● **Activity**
Report back every line below that carries the word "this".

Web page and app entries

*** Begin section ***

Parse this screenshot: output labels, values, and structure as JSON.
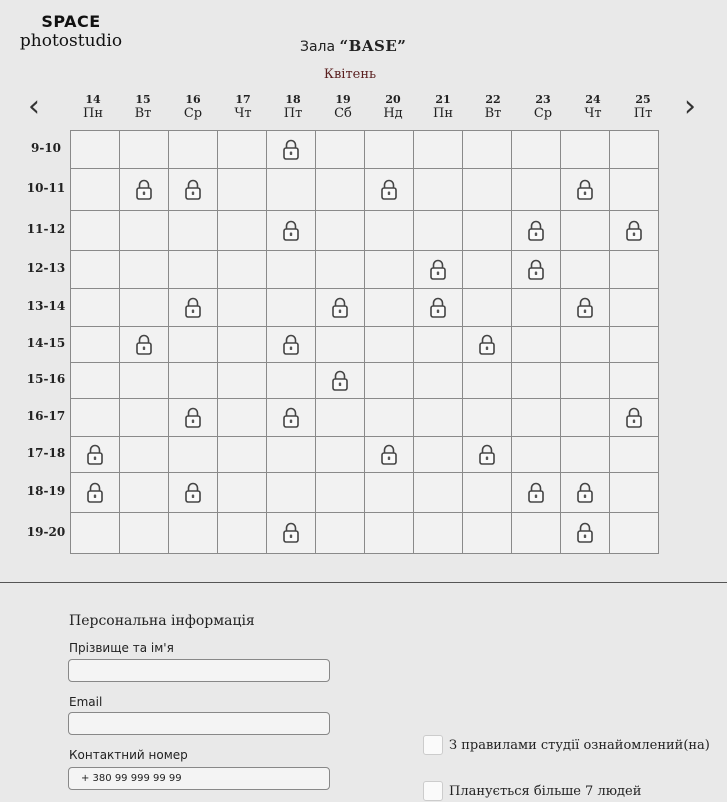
{
  "brand": {
    "top": "SPACE",
    "bottom": "photostudio"
  },
  "hall": {
    "prefix": "Зала ",
    "name": "“BASE”"
  },
  "calendar": {
    "month": "Квітень",
    "prev_icon": "chevron-left-icon",
    "next_icon": "chevron-right-icon",
    "days": [
      {
        "num": "14",
        "name": "Пн"
      },
      {
        "num": "15",
        "name": "Вт"
      },
      {
        "num": "16",
        "name": "Ср"
      },
      {
        "num": "17",
        "name": "Чт"
      },
      {
        "num": "18",
        "name": "Пт"
      },
      {
        "num": "19",
        "name": "Сб"
      },
      {
        "num": "20",
        "name": "Нд"
      },
      {
        "num": "21",
        "name": "Пн"
      },
      {
        "num": "22",
        "name": "Вт"
      },
      {
        "num": "23",
        "name": "Ср"
      },
      {
        "num": "24",
        "name": "Чт"
      },
      {
        "num": "25",
        "name": "Пт"
      }
    ],
    "hours": [
      "9-10",
      "10-11",
      "11-12",
      "12-13",
      "13-14",
      "14-15",
      "15-16",
      "16-17",
      "17-18",
      "18-19",
      "19-20"
    ],
    "locked": [
      [
        0,
        4
      ],
      [
        1,
        1
      ],
      [
        1,
        2
      ],
      [
        1,
        6
      ],
      [
        1,
        10
      ],
      [
        2,
        4
      ],
      [
        2,
        9
      ],
      [
        2,
        11
      ],
      [
        3,
        7
      ],
      [
        3,
        9
      ],
      [
        4,
        2
      ],
      [
        4,
        5
      ],
      [
        4,
        7
      ],
      [
        4,
        10
      ],
      [
        5,
        1
      ],
      [
        5,
        4
      ],
      [
        5,
        8
      ],
      [
        6,
        5
      ],
      [
        7,
        2
      ],
      [
        7,
        4
      ],
      [
        7,
        11
      ],
      [
        8,
        0
      ],
      [
        8,
        6
      ],
      [
        8,
        8
      ],
      [
        9,
        0
      ],
      [
        9,
        2
      ],
      [
        9,
        9
      ],
      [
        9,
        10
      ],
      [
        10,
        4
      ],
      [
        10,
        10
      ]
    ],
    "lock_icon": "lock-icon"
  },
  "form": {
    "title": "Персональна інформація",
    "name_label": "Прізвище та ім'я",
    "name_value": "",
    "email_label": "Email",
    "email_value": "",
    "phone_label": "Контактний номер",
    "phone_value": "+ 380 99 999 99 99",
    "rules_check": "З правилами студії ознайомлений(на)",
    "people_check": "Планується більше 7 людей"
  }
}
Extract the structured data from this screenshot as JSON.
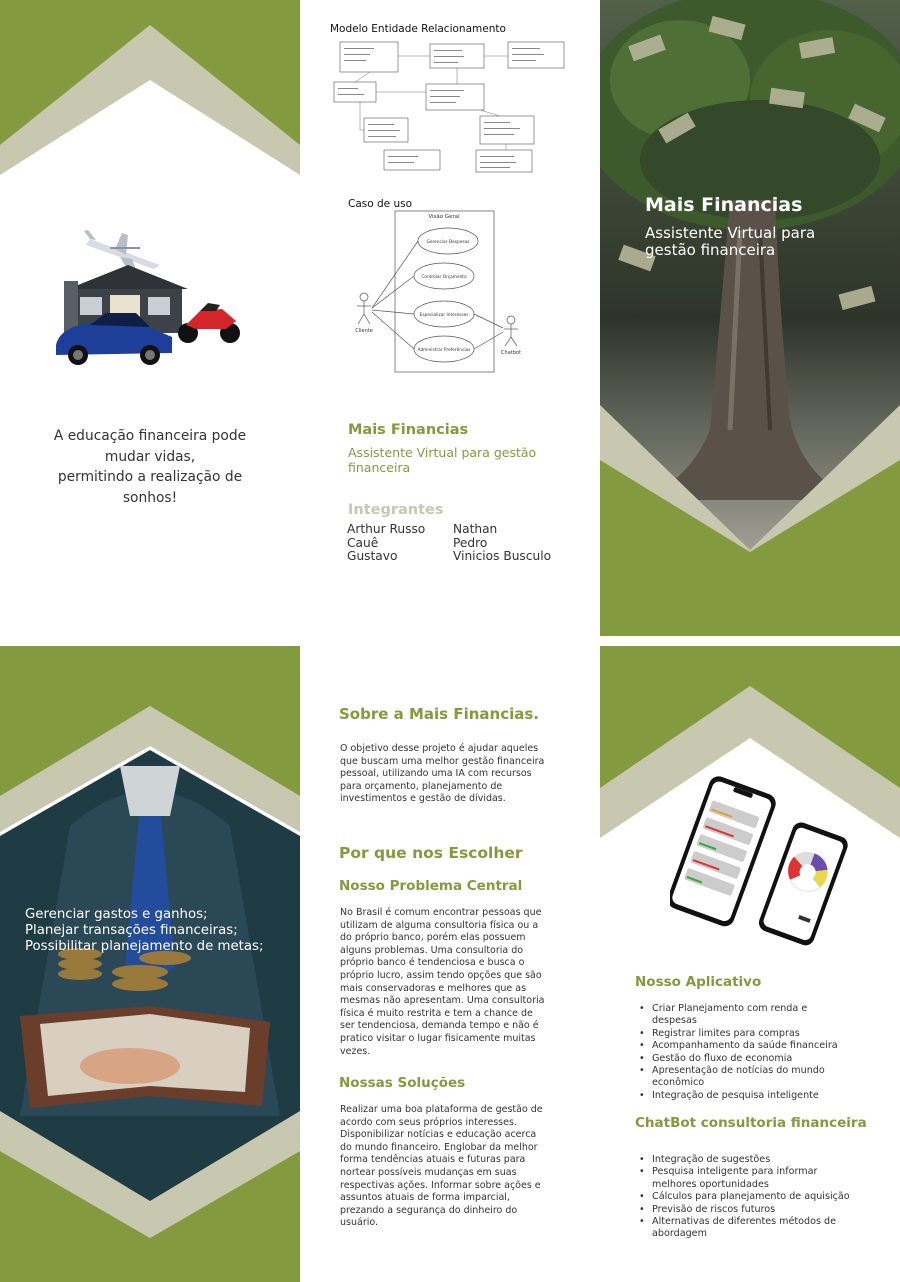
{
  "top_left": {
    "tagline_lines": [
      "A educação financeira pode",
      "mudar vidas,",
      "permitindo a realização de",
      "sonhos!"
    ]
  },
  "top_middle": {
    "erd_title": "Modelo Entidade Relacionamento",
    "use_case_title": "Caso de uso",
    "use_case": {
      "system_label": "Visão Geral",
      "use_cases": [
        "Gerenciar Despesas",
        "Controlar Orçamento",
        "Especializar Interesses",
        "Administrar Preferências"
      ],
      "actors": [
        "Cliente",
        "Chatbot"
      ]
    },
    "brand": "Mais Financias",
    "subtitle": "Assistente Virtual para gestão financeira",
    "members_title": "Integrantes",
    "members_col1": [
      "Arthur Russo",
      "Cauê",
      "Gustavo"
    ],
    "members_col2": [
      "Nathan",
      "Pedro",
      "Vinicios Busculo"
    ]
  },
  "top_right": {
    "brand": "Mais Financias",
    "subtitle": "Assistente Virtual para gestão financeira"
  },
  "bottom_left": {
    "goals": [
      "Gerenciar gastos e ganhos;",
      "Planejar transações financeiras;",
      "Possibilitar planejamento de metas;"
    ]
  },
  "bottom_middle": {
    "about_title": "Sobre a Mais Financias.",
    "about_text": "O objetivo desse projeto é ajudar aqueles que buscam uma melhor gestão financeira pessoal, utilizando uma IA com recursos para orçamento, planejamento de investimentos e gestão de dívidas.",
    "why_title": "Por que nos Escolher",
    "problem_title": "Nosso Problema Central",
    "problem_text": "No Brasil é comum encontrar pessoas que utilizam de alguma consultoria física ou a do próprio banco, porém elas possuem alguns problemas. Uma consultoria do próprio banco é tendenciosa e busca o próprio lucro, assim tendo opções que são mais conservadoras e melhores que as mesmas não apresentam. Uma consultoria física é muito restrita e tem a chance de ser tendenciosa, demanda tempo e não é pratico visitar o lugar fisicamente muitas vezes.",
    "solutions_title": "Nossas Soluções",
    "solutions_text": "Realizar uma boa plataforma de gestão de acordo com seus próprios interesses. Disponibilizar notícias e educação acerca do mundo financeiro. Englobar da melhor forma tendências atuais e futuras para nortear possíveis mudanças em suas respectivas ações. Informar sobre ações e assuntos atuais de forma imparcial, prezando a segurança do dinheiro do usuário."
  },
  "bottom_right": {
    "app_title": "Nosso Aplicativo",
    "app_items": [
      "Criar Planejamento com renda e despesas",
      "Registrar limites para compras",
      "Acompanhamento da saúde financeira",
      "Gestão do fluxo de economia",
      "Apresentação de notícias do mundo econômico",
      "Integração de pesquisa inteligente"
    ],
    "chatbot_title": "ChatBot consultoria financeira",
    "chatbot_items": [
      "Integração de sugestões",
      "Pesquisa inteligente para informar melhores oportunidades",
      "Cálculos para planejamento de aquisição",
      "Previsão de riscos futuros",
      "Alternativas de diferentes métodos de abordagem"
    ]
  },
  "colors": {
    "olive": "#849a3e",
    "beige": "#c8c8b0",
    "dark_tree": "#3e4a33"
  }
}
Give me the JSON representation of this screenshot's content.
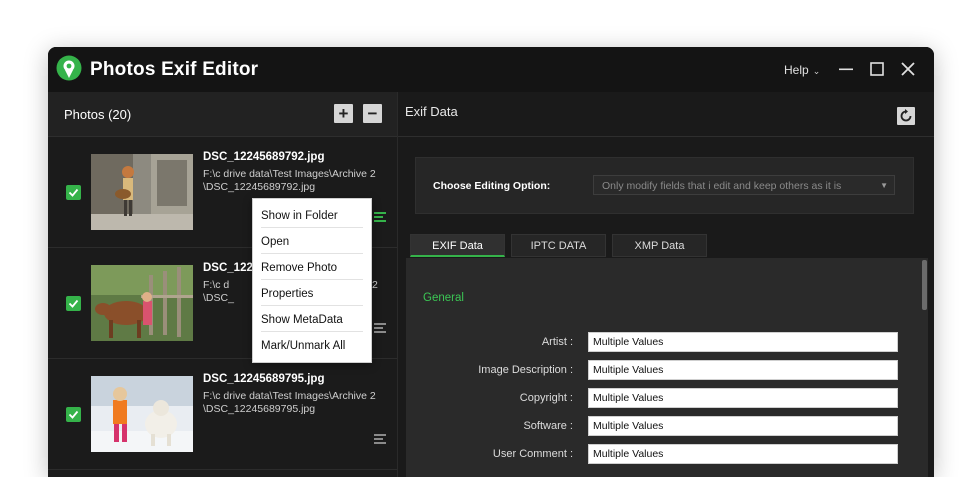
{
  "app": {
    "title": "Photos Exif Editor",
    "help_label": "Help",
    "colors": {
      "accent": "#35b34a",
      "window_bg": "#121212",
      "panel_bg": "#1c1c1c"
    }
  },
  "window_controls": [
    "minimize-icon",
    "maximize-icon",
    "close-icon"
  ],
  "photos_panel": {
    "title": "Photos (20)",
    "add_label": "+",
    "remove_label": "−",
    "items": [
      {
        "file": "DSC_12245689792.jpg",
        "path": "F:\\c drive data\\Test Images\\Archive 2\n\\DSC_12245689792.jpg",
        "checked": true
      },
      {
        "file": "DSC_1224",
        "path": "F:\\c d\n\\DSC_",
        "path_tail": "2",
        "checked": true
      },
      {
        "file": "DSC_12245689795.jpg",
        "path": "F:\\c drive data\\Test Images\\Archive 2\n\\DSC_12245689795.jpg",
        "checked": true
      }
    ]
  },
  "context_menu": {
    "items": [
      "Show in Folder",
      "Open",
      "Remove Photo",
      "Properties",
      "Show MetaData",
      "Mark/Unmark All"
    ]
  },
  "exif_panel": {
    "title": "Exif Data",
    "editing_option_label": "Choose Editing Option:",
    "editing_option_value": "Only modify fields that i edit and keep others as it is",
    "tabs": [
      "EXIF Data",
      "IPTC DATA",
      "XMP Data"
    ],
    "active_tab": "EXIF Data",
    "section": "General",
    "fields": [
      {
        "label": "Artist :",
        "value": "Multiple Values"
      },
      {
        "label": "Image Description :",
        "value": "Multiple Values"
      },
      {
        "label": "Copyright :",
        "value": "Multiple Values"
      },
      {
        "label": "Software :",
        "value": "Multiple Values"
      },
      {
        "label": "User Comment :",
        "value": "Multiple Values"
      }
    ]
  }
}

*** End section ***

● **Result**
Parse this screenshot: output labels, values, and structure as JSON.
Extract the structured data from this screenshot as JSON.
Give me the JSON representation of this screenshot's content.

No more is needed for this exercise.